Through the years I have developed a longer vision. And now, in my 70s, it seems sharper than ever; I can see things through to their best endings, even before I can be any closer to them. This must be what I’ve heard called “the confidence of age.”
I don’t remember exactly who said it and what he or she meant by it, but it has left me with a useful and happy sense—a sort of calm that preempts anxiety and tempers fears of the future.
It must be this very confidence that has kept centenarian Helena Benitez going fearlessly, reading all the newspapers, as she has done all her life, to keep abreast of what’s happening in the country she once served as senator and more constantly as educator, and proclaiming in the end, “Everything will be resolved in God’s time.”
Indeed, I’ve seen things work themselves out for me, often better than I expected or even hoped, and oftener despite myself—despite what I did or didn’t do. Initially, they may not look to be going that way, but it seems the confidence of age, a power unto itself, steers them suitably.
Do I feel thus deprived of the excitement of surprises? Do I really need any of it at this age? In fact, my appreciation of life is enhanced, not unlike in the case of a child who enjoys a story more in the rereading, when all the anxiety of the first reading has been resolved and replaced with the foreseeability of the ending.
Fetching my first-grader from school, I see a few other grandmas of my exact type, exuding the happy anticipation of a hug from their own granddaughters, not thinking beyond the moment.
We seem out of place among the young, anxious mothers, who may have had to take timeout from work or chores to do a solemn duty, who from there may have yet to do their groceries or pass a school-supply shop, some themselves driving. I’m tempted to tell them that they’ll get through the day, that everything will turn out all right, that it is a stage of life to enjoy their children, that it is, in fact, the easier stage of raising children, and that time flies.
Me—I’m beyond the anxieties of youth, assured that my own children will be able to cope as I did, even if it’s not clear exactly how. I’m facing things new to me, but thankful I’m doing so at this age, when acceptance is the better option than anxiety.
A dear contemporary has been rushed to the hospital with pneumonia, and another friend, in her 80s, diagnosed with breast cancer, destroying the myth I clung to that the older you get the less the chances of your getting it; the father of my children himself has just undergone hip surgery after a fall.
But despite their condition, they’d probably feel worse for the mere boy, an 18-year-old college sophomore, who has died in a fraternity hazing, or the 40-year-old son of a friend’s friend who succumbed to his first heart attack.
Life is the battlefield on which we’re all fighting constantly. And it’s precisely in this context that the confidence of age serves as a gratifying perspective; for me it comes in the form of gratitude—gratitude for all these years I’ve lived in fair health.
At some point, necessarily, age progresses in inverse relation to health.

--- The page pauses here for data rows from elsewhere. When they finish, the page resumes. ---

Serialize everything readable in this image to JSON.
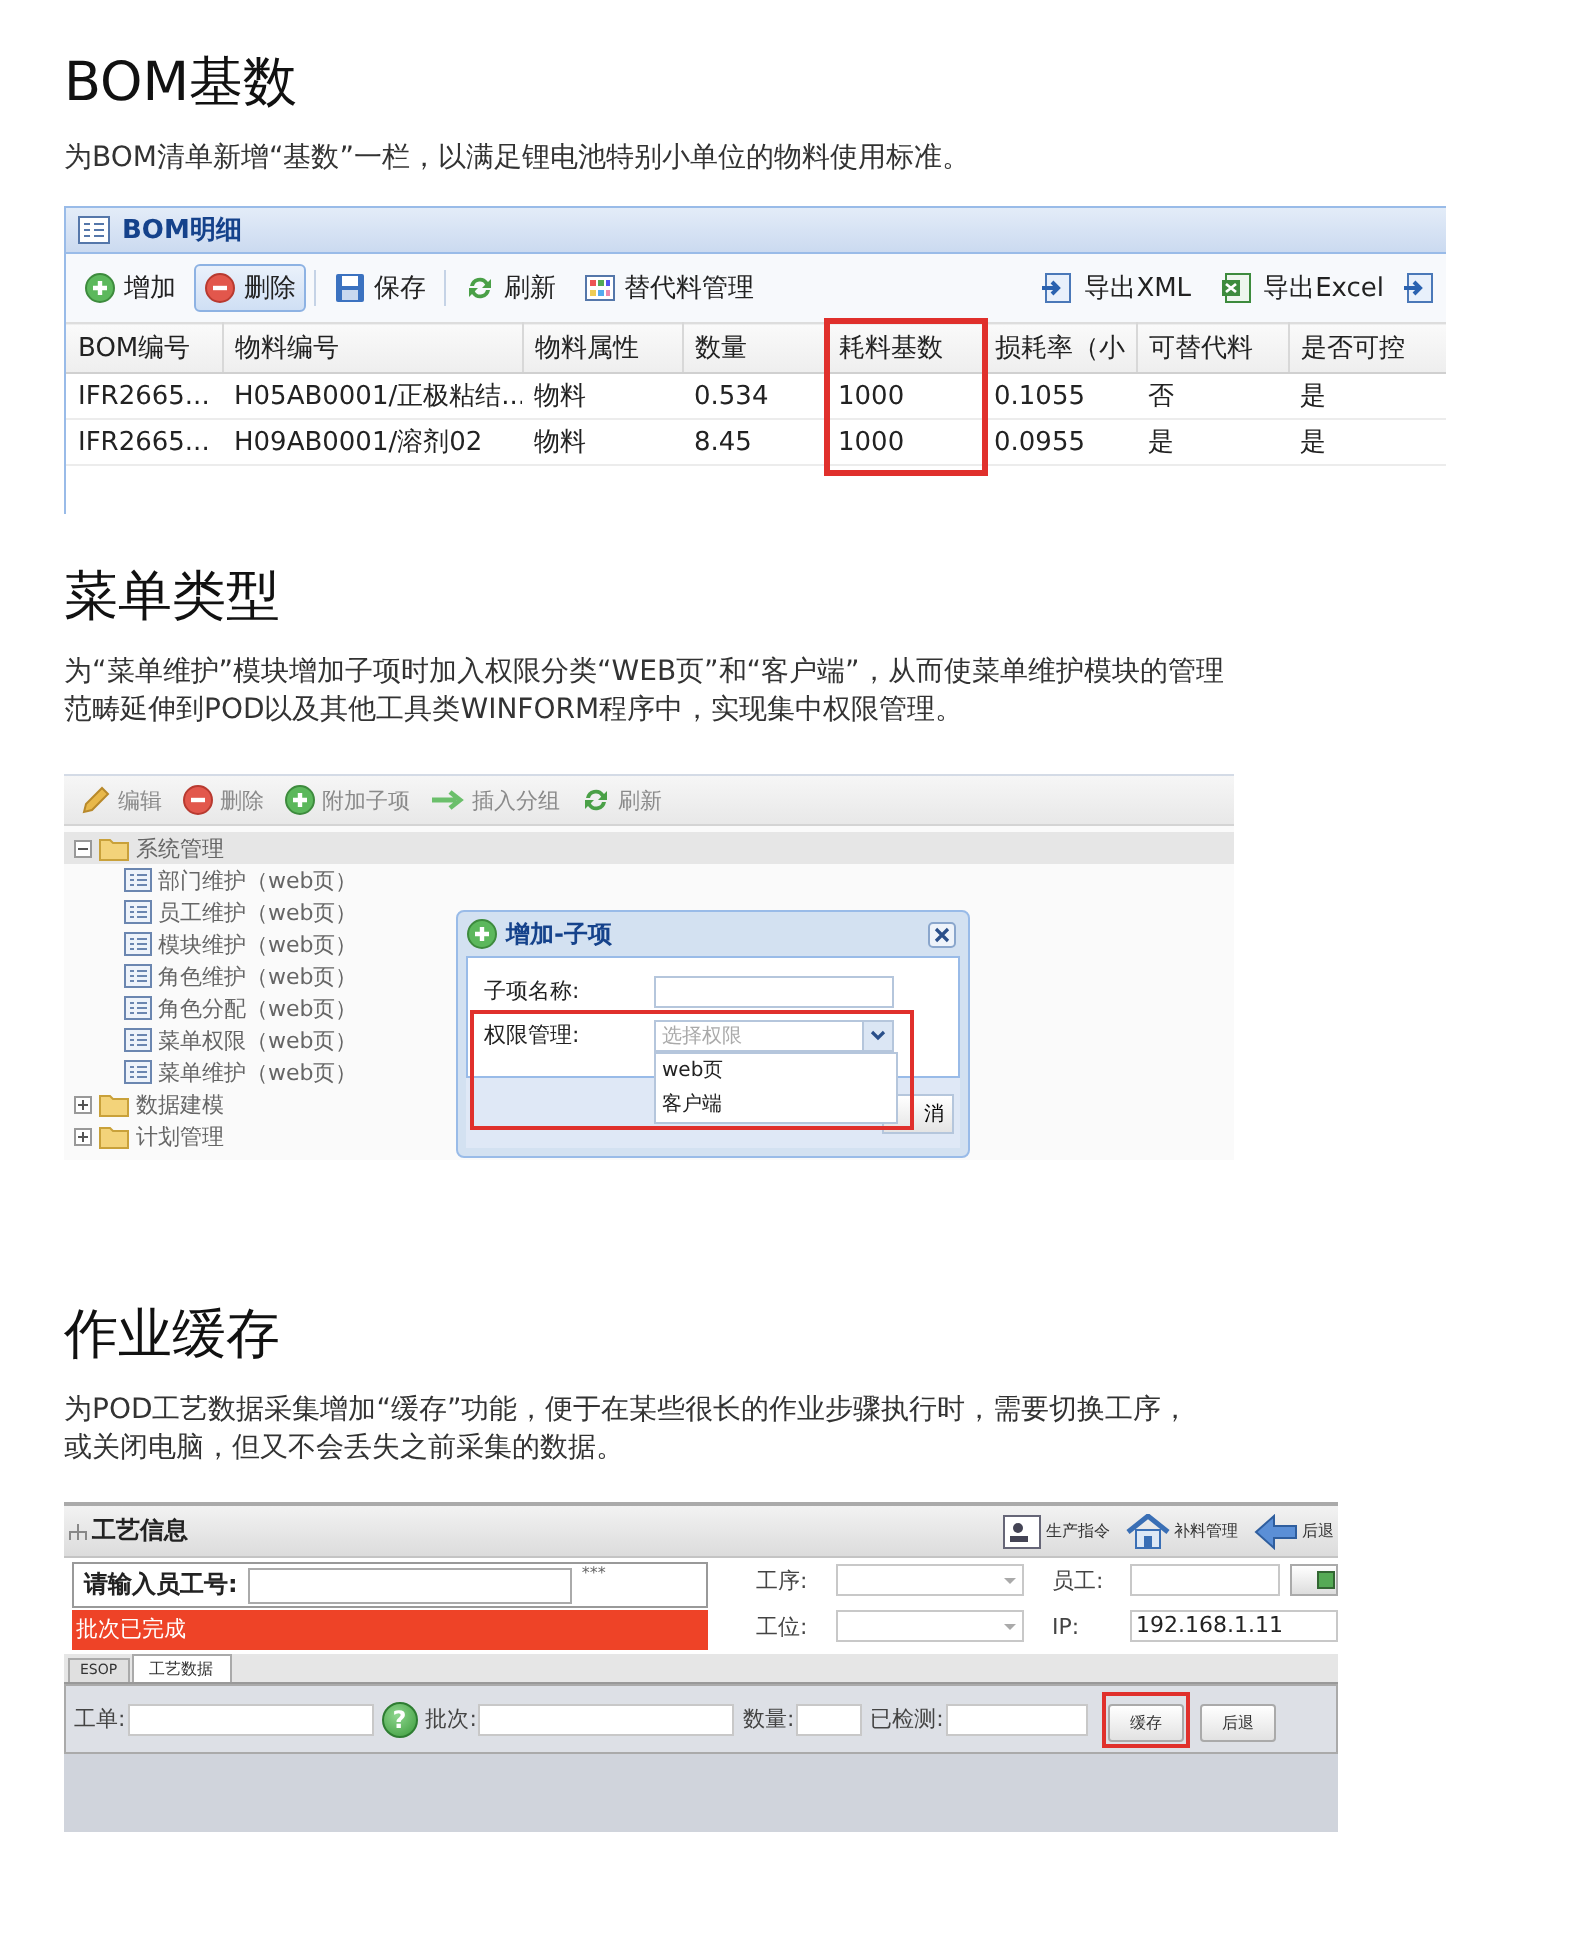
{
  "sections": [
    {
      "kind": "bom",
      "title": "BOM基数",
      "description": [
        "为BOM清单新增“基数”一栏，以满足锂电池特别小单位的物料使用标准。"
      ],
      "panel": {
        "title": "BOM明细",
        "toolbar": [
          {
            "label": "增加",
            "pressed": false
          },
          {
            "label": "删除",
            "pressed": true
          },
          {
            "label": "保存",
            "pressed": false
          },
          {
            "label": "刷新",
            "pressed": false
          },
          {
            "label": "替代料管理",
            "pressed": false
          }
        ],
        "toolbar_right": [
          {
            "label": "导出XML"
          },
          {
            "label": "导出Excel"
          }
        ],
        "columns": [
          {
            "label": "BOM编号",
            "highlighted": false
          },
          {
            "label": "物料编号",
            "highlighted": false
          },
          {
            "label": "物料属性",
            "highlighted": false
          },
          {
            "label": "数量",
            "highlighted": false
          },
          {
            "label": "耗料基数",
            "highlighted": true
          },
          {
            "label": "损耗率（小",
            "highlighted": false
          },
          {
            "label": "可替代料",
            "highlighted": false
          },
          {
            "label": "是否可控",
            "highlighted": false
          }
        ],
        "rows": [
          [
            "IFR2665...",
            "H05AB0001/正极粘结...",
            "物料",
            "0.534",
            "1000",
            "0.1055",
            "否",
            "是"
          ],
          [
            "IFR2665...",
            "H09AB0001/溶剂02",
            "物料",
            "8.45",
            "1000",
            "0.0955",
            "是",
            "是"
          ]
        ]
      }
    },
    {
      "kind": "menu",
      "title": "菜单类型",
      "description": [
        "为“菜单维护”模块增加子项时加入权限分类“WEB页”和“客户端”，从而使菜单维护模块的管理",
        "范畴延伸到POD以及其他工具类WINFORM程序中，实现集中权限管理。"
      ],
      "panel": {
        "toolbar": [
          {
            "label": "编辑"
          },
          {
            "label": "删除"
          },
          {
            "label": "附加子项"
          },
          {
            "label": "插入分组"
          },
          {
            "label": "刷新"
          }
        ],
        "tree": [
          {
            "label": "系统管理",
            "expanded": true,
            "selected": true,
            "children": [
              {
                "label": "部门维护（web页）",
                "selected": false
              },
              {
                "label": "员工维护（web页）",
                "selected": false
              },
              {
                "label": "模块维护（web页）",
                "selected": false
              },
              {
                "label": "角色维护（web页）",
                "selected": false
              },
              {
                "label": "角色分配（web页）",
                "selected": false
              },
              {
                "label": "菜单权限（web页）",
                "selected": false
              },
              {
                "label": "菜单维护（web页）",
                "selected": false
              }
            ]
          },
          {
            "label": "数据建模",
            "expanded": false,
            "selected": false
          },
          {
            "label": "计划管理",
            "expanded": false,
            "selected": false
          }
        ],
        "dialog": {
          "title": "增加-子项",
          "fields": [
            {
              "label": "子项名称:",
              "kind": "text",
              "highlighted": false
            },
            {
              "label": "权限管理:",
              "kind": "select",
              "placeholder": "选择权限",
              "options": [
                "web页",
                "客户端"
              ],
              "highlighted": true
            }
          ],
          "buttons": [
            "消"
          ]
        }
      }
    },
    {
      "kind": "process",
      "title": "作业缓存",
      "description": [
        "为POD工艺数据采集增加“缓存”功能，便于在某些很长的作业步骤执行时，需要切换工序，",
        "或关闭电脑，但又不会丢失之前采集的数据。"
      ],
      "panel": {
        "title": "工艺信息",
        "actions": [
          {
            "label": "生产指令"
          },
          {
            "label": "补料管理"
          },
          {
            "label": "后退"
          }
        ],
        "login": {
          "label": "请输入员工号:",
          "mask": "***"
        },
        "alert": "批次已完成",
        "fields": [
          {
            "label": "工序:",
            "kind": "select"
          },
          {
            "label": "员工:",
            "kind": "text-button"
          },
          {
            "label": "工位:",
            "kind": "select"
          },
          {
            "label": "IP:",
            "kind": "text",
            "value": "192.168.1.11"
          }
        ],
        "tabs": [
          {
            "label": "ESOP",
            "selected": false
          },
          {
            "label": "工艺数据",
            "selected": true
          }
        ],
        "form": [
          {
            "label": "工单:",
            "help": "?"
          },
          {
            "label": "批次:"
          },
          {
            "label": "数量:"
          },
          {
            "label": "已检测:"
          }
        ],
        "buttons": [
          {
            "label": "缓存",
            "highlighted": true
          },
          {
            "label": "后退",
            "highlighted": false
          }
        ]
      }
    }
  ]
}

Still, in that context, the confidence of age should prove itself a healthy perspective. It allows for a long vision, a vision that, in fact, lengthens further as one grows older. It’s a vision more retrospective than prospective: the former informs one of the life one knows, the latter affords one a mere guess at a life one does not know and therefore fears.
The confidence of age precisely allows for fearless vision, and this vision is fearless because it accommodates the future only a day at a time. Employing it for myself, I see a past well lived and a future with no cause for worry.
Indeed, with my faculties intact and lost hair considerably recovered, with excess weight shed and blood consistency normal, with modestly comfortable means, how can I complain? Even if things weren’t so fine, how could life, by such a narrow measure, be judged unfair?
The circumstances of one’s life may well have to do with what one has done with one’s time as well as one’s attitude in living it. And one’s own appreciation of all that is what, I think, makes for the confidence of age.